The bylaw, which was originally put in place 50 years ago as a measure to force demonstrators at protests throughout the city to rally with their faces revealed, allowing police to better identify participants who may be violating other lies, mayor Valerie Plante announced on Wednesday.
During a speaking event to the city’s executive committees, Mayor Plante said that the city’s police are well-equipped enough with the tools of the Criminal Code and the Highway Code to give ample ability to monitor and control public demonstrations.
The bylaw, which originally passed in 1969 as a means to maintain public safety and order, was amended during the Montreal student tuition hike protests in 2012 to include bans on all facial coverings during demonstrations. The bylaw also places obligation on protest organizers to provide city officials with march routes.
Then-opposition Projet Montreal criticized the 2012 amendments, claiming that they were put into place as a reactionary measure to the protests. In the years since those protests, the move to remove the bylaw has been supported by “a serious of court judgments, overturning the amendments as unconstitutional.”
Plante said a motion calling for the elimination of the bylaw will be tabled at the next meeting of city council on Monday.
Montreal’s history of masked protests
The city isn’t prone to masked protestors causing trouble, though. Recent May Day celebrations, a day chosen by communist and socialist groups as International Workers Day, have proven dangerous.
The 2012 protest in downtown Montreal, led by the anti-capitalist group CLAC Montreal (convergence des luttes anti capitalistes: Translation, ‘convergence of anti-capitalist struggles,’) quickly turned into a violent riot in which 108 people arrested and 33 charged, many of them masked.
In 2017, two masked members of the Black Bloc assaulted two Global News journalists, going so far as to announce a call to violence against journalists covering future protests, in order to “make demonstrations safer.”
The group released a post on Montreal Counter-Information titled “No face, no case: in defence of smashing corporate media cameras.”
The post read: “Sometimes, it is necessary to go against what the mainstream considers ‘acceptable,’ to break the law in order to do the ethical thing,” the post read. “Those who mask up to fight the racist far-right have decided, at great personal risk, that they will use any means necessary to shut down fascist organizing.”
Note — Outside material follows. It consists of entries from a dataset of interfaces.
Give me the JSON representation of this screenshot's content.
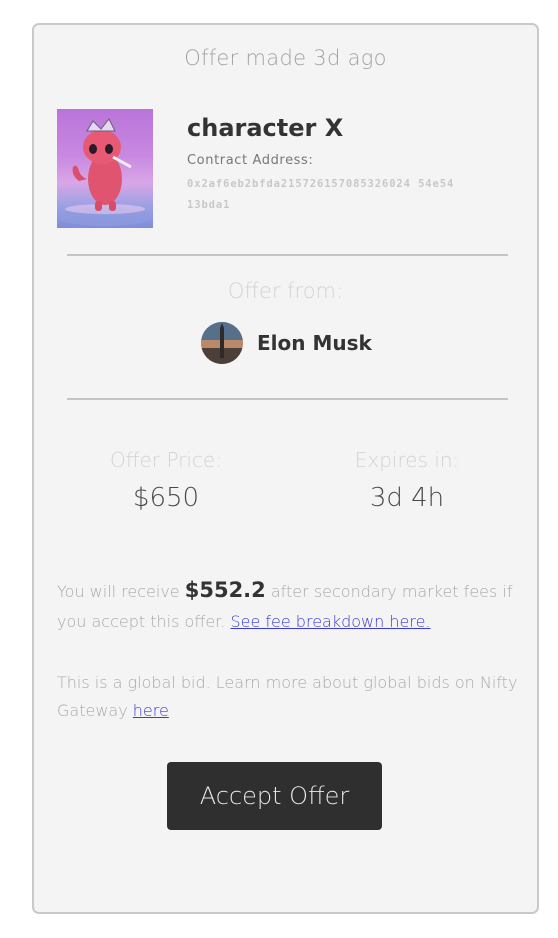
{
  "card": {
    "offer_made": "Offer made 3d ago",
    "nft": {
      "title": "character X",
      "contract_label": "Contract Address:",
      "contract_address": "0x2af6eb2bfda215726157085326024 54e5413bda1"
    },
    "offer_from": {
      "label": "Offer from:",
      "user_name": "Elon Musk"
    },
    "offer_price": {
      "label": "Offer Price:",
      "value": "$650"
    },
    "expires": {
      "label": "Expires in:",
      "value": "3d 4h"
    },
    "receive": {
      "prefix": "You will receive",
      "amount": "$552.2",
      "suffix": "after secondary market fees if you accept this offer.",
      "link": "See fee breakdown here."
    },
    "global_bid": {
      "text": "This is a global bid. Learn more about global bids on Nifty Gateway",
      "link": "here"
    },
    "accept_button": "Accept Offer"
  },
  "colors": {
    "card_background": "#f4f4f4",
    "card_border": "#c9c9c9",
    "link": "#3b3bd6",
    "button_background": "#2f2f2f"
  },
  "icons": {
    "nft_thumbnail": "pink-character-image",
    "avatar": "user-avatar-image"
  }
}
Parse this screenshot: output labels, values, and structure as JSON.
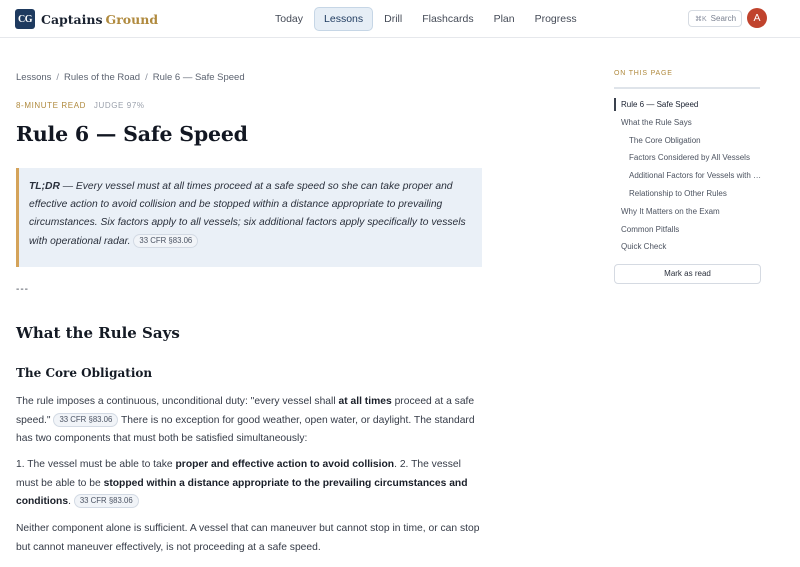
{
  "brand": {
    "logo": "CG",
    "name": "Captains",
    "accent": "Ground"
  },
  "nav": {
    "items": [
      "Today",
      "Lessons",
      "Drill",
      "Flashcards",
      "Plan",
      "Progress"
    ],
    "active": "Lessons"
  },
  "search": {
    "shortcut": "⌘K",
    "label": "Search"
  },
  "user": {
    "initial": "A"
  },
  "breadcrumb": [
    "Lessons",
    "Rules of the Road",
    "Rule 6 — Safe Speed"
  ],
  "meta": {
    "read_time": "8-MINUTE READ",
    "judge": "JUDGE 97%"
  },
  "title": "Rule 6 — Safe Speed",
  "tldr": {
    "label": "TL;DR",
    "text": " — Every vessel must at all times proceed at a safe speed so she can take proper and effective action to avoid collision and be stopped within a distance appropriate to prevailing circumstances. Six factors apply to all vessels; six additional factors apply specifically to vessels with operational radar.",
    "cite": "33 CFR §83.06"
  },
  "separator": "---",
  "section_heading": "What the Rule Says",
  "subsection_heading": "The Core Obligation",
  "paragraphs": {
    "p1_a": "The rule imposes a continuous, unconditional duty: \"every vessel shall ",
    "p1_bold": "at all times",
    "p1_b": " proceed at a safe speed.\"",
    "p1_cite": "33 CFR §83.06",
    "p1_c": " There is no exception for good weather, open water, or daylight. The standard has two components that must both be satisfied simultaneously:",
    "p2_a": "1. The vessel must be able to take ",
    "p2_bold1": "proper and effective action to avoid collision",
    "p2_b": ". 2. The vessel must be able to be ",
    "p2_bold2": "stopped within a distance appropriate to the prevailing circumstances and conditions",
    "p2_c": ".",
    "p2_cite": "33 CFR §83.06",
    "p3": "Neither component alone is sufficient. A vessel that can maneuver but cannot stop in time, or can stop but cannot maneuver effectively, is not proceeding at a safe speed."
  },
  "toc": {
    "title": "ON THIS PAGE",
    "items": [
      "Rule 6 — Safe Speed",
      "What the Rule Says",
      "The Core Obligation",
      "Factors Considered by All Vessels",
      "Additional Factors for Vessels with Radar",
      "Relationship to Other Rules",
      "Why It Matters on the Exam",
      "Common Pitfalls",
      "Quick Check"
    ],
    "mark_read": "Mark as read"
  },
  "colors": {
    "brand_navy": "#1e3a5f",
    "accent_gold": "#b08a3e",
    "avatar": "#c0432d",
    "tldr_bg": "#eaf0f7"
  }
}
A 2019 Anti-capitalist rally in downtown Montreal saw a group of 300 protesters throw smoke bombs and firecrackers, all while smashing windows of businesses on route.
Police arrested five people for what they described as “multiple criminal acts” and handed out multiple tickets for vandalism and mischief, such as breaking windows. Many of these protestors were masked.